The president's attacks on individual service members or their family members are at odds with the pro-military persona he has attempted to cultivate by touting reforms to the Department of Veterans Affairs, securing additional funding for the armed forces and stocking his Cabinet with former military officers.
It’s unclear whether the attacks are hurting Trump’s standing with the military or military families, though some in the community were critical of the president on Monday
“I don’t think personal attacks on anyone is warranted,” retired Gen. Stanley McChrystal, who resigned as the nation’s top military commander in Afghanistan in 2010 after remarks he made critical of former Vice President Joe BidenJoe BidenHouse clears bill to provide veterans with cost-of-living adjustment On The Money — Dems dare GOP to vote for shutdown, default To reduce poverty, stop burdening the poor: What Joe Manchin gets wrong about the child tax credit MORE and other civilian leaders were published in a story by Rolling Stone.

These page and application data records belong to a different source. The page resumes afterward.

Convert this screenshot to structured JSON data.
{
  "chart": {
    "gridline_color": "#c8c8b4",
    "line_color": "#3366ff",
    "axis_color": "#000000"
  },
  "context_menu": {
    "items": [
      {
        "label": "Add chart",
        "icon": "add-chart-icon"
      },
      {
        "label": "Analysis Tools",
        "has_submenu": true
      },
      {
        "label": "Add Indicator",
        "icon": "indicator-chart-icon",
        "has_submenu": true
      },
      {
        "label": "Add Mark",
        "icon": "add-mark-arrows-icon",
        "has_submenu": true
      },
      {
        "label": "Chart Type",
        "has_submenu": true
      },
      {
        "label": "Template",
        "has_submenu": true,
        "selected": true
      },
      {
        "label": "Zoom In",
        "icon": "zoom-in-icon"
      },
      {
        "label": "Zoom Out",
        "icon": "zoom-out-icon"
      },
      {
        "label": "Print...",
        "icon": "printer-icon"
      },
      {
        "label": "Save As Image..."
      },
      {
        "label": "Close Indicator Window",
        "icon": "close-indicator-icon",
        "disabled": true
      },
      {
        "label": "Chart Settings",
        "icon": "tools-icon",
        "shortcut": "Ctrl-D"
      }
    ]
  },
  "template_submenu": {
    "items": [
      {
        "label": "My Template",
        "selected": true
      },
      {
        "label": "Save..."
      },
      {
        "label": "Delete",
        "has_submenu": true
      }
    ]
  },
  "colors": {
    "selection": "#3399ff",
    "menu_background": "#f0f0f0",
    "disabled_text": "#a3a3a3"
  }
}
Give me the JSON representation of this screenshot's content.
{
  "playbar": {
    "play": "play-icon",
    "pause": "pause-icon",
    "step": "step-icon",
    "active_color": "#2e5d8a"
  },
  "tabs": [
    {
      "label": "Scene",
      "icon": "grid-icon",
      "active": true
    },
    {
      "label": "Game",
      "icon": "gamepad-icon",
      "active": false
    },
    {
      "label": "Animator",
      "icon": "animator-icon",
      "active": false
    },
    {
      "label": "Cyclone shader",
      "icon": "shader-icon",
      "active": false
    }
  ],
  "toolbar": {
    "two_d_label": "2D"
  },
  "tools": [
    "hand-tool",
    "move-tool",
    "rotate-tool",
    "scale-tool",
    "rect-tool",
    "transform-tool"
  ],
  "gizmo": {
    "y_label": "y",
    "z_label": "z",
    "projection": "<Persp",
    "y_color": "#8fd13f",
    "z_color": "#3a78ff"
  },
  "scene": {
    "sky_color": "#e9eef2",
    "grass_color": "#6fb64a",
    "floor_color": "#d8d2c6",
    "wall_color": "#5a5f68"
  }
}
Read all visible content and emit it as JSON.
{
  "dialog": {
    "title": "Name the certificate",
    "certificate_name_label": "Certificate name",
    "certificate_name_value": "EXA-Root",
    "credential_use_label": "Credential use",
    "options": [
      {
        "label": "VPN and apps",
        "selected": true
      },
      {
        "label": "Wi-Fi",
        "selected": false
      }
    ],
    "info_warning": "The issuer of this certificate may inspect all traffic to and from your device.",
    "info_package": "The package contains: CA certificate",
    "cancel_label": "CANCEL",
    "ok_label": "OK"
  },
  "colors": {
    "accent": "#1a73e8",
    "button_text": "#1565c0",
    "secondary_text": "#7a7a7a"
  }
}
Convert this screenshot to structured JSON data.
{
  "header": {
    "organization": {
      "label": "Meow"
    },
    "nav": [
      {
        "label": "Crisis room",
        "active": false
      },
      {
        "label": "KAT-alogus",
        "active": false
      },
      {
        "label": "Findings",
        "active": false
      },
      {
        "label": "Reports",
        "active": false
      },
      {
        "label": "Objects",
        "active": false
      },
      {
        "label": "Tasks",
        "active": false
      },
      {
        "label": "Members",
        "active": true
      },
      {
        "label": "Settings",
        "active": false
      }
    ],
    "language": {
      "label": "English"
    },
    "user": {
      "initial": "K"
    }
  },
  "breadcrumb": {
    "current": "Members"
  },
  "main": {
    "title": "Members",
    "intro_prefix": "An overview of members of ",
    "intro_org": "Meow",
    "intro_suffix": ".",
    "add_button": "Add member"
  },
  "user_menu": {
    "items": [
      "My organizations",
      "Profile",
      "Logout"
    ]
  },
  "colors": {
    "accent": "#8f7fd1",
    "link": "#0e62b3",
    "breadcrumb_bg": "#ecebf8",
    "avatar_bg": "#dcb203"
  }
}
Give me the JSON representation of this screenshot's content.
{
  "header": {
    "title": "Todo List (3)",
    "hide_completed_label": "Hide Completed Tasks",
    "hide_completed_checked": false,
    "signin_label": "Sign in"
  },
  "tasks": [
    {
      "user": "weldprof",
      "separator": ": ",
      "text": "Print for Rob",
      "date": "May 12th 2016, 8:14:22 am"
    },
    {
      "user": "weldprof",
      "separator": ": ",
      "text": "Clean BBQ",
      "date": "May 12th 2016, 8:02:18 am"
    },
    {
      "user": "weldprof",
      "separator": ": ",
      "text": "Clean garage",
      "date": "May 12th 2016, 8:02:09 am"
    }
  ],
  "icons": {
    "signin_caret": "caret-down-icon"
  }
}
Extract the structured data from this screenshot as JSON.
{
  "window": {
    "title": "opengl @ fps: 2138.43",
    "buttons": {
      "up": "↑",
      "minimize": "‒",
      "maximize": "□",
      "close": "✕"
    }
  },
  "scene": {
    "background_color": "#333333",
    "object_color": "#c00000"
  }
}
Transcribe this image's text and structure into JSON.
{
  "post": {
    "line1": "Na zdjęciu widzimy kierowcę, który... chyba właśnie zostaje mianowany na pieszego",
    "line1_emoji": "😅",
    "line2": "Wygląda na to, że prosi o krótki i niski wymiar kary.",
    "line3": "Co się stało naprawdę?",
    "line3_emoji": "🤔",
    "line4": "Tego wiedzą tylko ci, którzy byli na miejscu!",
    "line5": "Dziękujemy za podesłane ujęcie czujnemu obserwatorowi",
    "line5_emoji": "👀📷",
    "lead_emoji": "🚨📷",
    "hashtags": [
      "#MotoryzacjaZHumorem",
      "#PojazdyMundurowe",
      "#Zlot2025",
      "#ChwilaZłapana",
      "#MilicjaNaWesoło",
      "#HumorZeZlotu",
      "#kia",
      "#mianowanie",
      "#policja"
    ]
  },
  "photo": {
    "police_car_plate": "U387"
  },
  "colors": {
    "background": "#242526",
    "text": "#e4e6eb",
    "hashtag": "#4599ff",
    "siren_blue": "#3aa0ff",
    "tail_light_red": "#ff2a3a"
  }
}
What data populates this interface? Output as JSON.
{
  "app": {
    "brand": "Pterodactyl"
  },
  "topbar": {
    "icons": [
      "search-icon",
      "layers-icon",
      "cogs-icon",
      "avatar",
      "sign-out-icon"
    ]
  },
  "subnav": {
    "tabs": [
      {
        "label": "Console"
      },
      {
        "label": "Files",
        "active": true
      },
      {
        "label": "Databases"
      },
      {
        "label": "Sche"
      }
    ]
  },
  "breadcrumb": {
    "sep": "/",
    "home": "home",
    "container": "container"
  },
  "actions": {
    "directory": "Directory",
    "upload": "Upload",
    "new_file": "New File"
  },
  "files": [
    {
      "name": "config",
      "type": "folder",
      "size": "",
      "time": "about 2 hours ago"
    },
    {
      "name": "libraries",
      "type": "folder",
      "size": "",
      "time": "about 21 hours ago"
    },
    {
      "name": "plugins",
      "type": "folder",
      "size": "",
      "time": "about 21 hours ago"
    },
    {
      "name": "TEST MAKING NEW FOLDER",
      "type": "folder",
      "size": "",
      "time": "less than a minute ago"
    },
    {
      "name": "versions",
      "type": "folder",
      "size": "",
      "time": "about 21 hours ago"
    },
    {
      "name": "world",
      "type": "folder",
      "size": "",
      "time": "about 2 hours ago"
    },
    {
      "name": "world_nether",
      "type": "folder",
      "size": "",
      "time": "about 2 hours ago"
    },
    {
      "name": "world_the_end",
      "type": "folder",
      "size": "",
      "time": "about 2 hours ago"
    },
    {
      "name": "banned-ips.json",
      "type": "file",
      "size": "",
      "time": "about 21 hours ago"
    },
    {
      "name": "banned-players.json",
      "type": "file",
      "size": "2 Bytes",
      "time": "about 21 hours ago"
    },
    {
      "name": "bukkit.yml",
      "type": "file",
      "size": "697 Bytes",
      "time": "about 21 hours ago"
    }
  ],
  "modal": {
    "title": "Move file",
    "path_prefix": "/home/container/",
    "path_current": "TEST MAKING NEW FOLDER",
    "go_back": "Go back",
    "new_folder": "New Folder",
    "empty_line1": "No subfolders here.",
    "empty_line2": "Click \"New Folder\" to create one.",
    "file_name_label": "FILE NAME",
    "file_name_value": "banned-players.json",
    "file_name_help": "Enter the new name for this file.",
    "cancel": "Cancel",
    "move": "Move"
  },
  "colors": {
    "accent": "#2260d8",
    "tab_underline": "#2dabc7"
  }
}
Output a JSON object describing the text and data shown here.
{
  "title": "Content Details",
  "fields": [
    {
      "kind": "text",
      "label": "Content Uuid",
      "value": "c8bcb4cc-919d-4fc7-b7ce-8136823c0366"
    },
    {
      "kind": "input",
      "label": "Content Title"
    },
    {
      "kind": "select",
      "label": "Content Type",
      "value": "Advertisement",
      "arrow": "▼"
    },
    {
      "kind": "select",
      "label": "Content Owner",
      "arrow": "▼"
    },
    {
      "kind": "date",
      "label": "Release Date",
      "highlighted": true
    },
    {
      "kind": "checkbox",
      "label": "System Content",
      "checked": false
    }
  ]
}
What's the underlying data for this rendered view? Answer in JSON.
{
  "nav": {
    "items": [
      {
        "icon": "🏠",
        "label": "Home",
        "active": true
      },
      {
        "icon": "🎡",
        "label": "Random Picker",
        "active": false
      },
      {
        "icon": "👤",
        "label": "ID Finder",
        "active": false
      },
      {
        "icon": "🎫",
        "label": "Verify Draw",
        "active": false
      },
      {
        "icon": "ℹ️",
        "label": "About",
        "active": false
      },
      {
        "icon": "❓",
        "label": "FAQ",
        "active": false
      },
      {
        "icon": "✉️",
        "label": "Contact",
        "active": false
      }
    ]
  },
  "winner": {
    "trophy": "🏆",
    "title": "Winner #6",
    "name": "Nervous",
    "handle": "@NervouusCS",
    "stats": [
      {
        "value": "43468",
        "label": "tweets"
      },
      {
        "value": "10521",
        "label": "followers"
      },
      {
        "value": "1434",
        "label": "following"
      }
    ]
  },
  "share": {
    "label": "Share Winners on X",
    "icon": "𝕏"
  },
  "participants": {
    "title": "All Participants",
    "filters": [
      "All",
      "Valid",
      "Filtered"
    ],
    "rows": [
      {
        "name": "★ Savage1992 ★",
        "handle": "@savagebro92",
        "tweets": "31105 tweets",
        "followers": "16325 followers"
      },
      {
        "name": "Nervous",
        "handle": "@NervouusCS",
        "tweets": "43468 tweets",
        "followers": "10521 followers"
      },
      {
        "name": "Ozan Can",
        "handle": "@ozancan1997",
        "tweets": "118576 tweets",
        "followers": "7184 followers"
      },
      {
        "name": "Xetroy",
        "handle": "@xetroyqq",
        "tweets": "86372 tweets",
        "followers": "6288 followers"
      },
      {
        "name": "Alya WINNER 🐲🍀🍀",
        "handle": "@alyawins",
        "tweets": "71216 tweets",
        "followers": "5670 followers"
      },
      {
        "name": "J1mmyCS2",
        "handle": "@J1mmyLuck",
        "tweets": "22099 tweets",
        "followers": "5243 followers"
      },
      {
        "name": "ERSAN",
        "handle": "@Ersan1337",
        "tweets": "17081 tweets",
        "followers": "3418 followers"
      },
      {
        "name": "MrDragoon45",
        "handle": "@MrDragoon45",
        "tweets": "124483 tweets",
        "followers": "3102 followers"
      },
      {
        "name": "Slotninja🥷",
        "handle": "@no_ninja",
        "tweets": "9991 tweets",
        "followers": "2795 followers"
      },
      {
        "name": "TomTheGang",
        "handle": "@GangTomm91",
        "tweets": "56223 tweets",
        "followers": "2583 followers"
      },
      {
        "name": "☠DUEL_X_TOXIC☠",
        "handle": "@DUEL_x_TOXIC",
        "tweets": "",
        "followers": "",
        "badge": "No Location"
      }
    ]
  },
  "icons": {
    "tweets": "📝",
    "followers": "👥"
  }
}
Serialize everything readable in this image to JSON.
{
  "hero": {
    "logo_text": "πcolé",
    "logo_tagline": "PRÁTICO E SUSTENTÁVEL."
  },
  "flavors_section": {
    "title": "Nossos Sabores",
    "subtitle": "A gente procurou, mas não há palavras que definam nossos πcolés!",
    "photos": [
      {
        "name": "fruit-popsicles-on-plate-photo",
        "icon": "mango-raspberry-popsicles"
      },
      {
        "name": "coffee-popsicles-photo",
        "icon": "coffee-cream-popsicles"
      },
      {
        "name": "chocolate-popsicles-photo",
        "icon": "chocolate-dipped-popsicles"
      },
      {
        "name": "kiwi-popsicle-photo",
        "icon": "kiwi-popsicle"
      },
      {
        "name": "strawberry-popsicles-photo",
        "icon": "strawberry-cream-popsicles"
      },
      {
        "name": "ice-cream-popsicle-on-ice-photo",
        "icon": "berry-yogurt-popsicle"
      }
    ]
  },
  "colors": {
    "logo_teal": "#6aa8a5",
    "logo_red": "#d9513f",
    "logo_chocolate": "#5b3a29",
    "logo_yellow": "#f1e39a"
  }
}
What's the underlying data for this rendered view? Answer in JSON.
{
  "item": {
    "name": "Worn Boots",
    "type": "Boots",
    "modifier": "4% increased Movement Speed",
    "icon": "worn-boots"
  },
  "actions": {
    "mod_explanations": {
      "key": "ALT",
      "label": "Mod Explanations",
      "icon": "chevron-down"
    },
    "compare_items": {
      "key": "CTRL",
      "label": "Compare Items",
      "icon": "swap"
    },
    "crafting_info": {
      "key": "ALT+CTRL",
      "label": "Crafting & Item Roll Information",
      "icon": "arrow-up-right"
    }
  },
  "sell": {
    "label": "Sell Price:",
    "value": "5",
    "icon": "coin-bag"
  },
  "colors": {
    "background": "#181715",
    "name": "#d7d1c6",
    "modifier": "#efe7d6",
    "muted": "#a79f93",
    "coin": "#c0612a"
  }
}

“I think there’s a certain honesty to what’s happening now,” McChrystal told CNN when asked how Trump's remarks may impact troops' morale. “The president didn’t go to Arlington Cemetery for Veterans Day, and maybe that’s honest because if you really don’t care it would be dishonest to pretend that you do.”
McRaven stood by his assessment of Trump in a statement issued Sunday. He clarified that he did not back former Democratic presidential nominee Hillary ClintonHillary Diane Rodham ClintonGOP political operatives indicted over illegal campaign contribution from Russian national in 2016 Clinton lawyer's indictment reveals 'bag of tricks' Attorney charged in Durham investigation pleads not guilty MORE or any other candidate in the 2016 election as Trump suggested, and that he worked under both former President Obama and former President George W. Bush.
McChrystal, who served in the military for more than 30 years and led U.S. forces in Afghanistan in 2009 and 2010, said he hasn't spoken to his colleagues explicitly about whether views of Trump have changed within the military as a result of his repeated attacks on some of its most prominent former members.
The four-star general suggested the president's rhetoric, and the way he carries himself as a leader, could impact how he's received among troops.
“We have certain things we want and demand of leaders,” McChrystal said. “And to a degree, there has to be a confidence in the leader's basic core values. We have to believe in enough of what that leader represents to feel comfortable following them, sometimes to our deaths.
“And so I think the degree to which people are uncomfortable with behavior or attitudes that are incongruent with what they believe in, that that has to be a factor,” he added.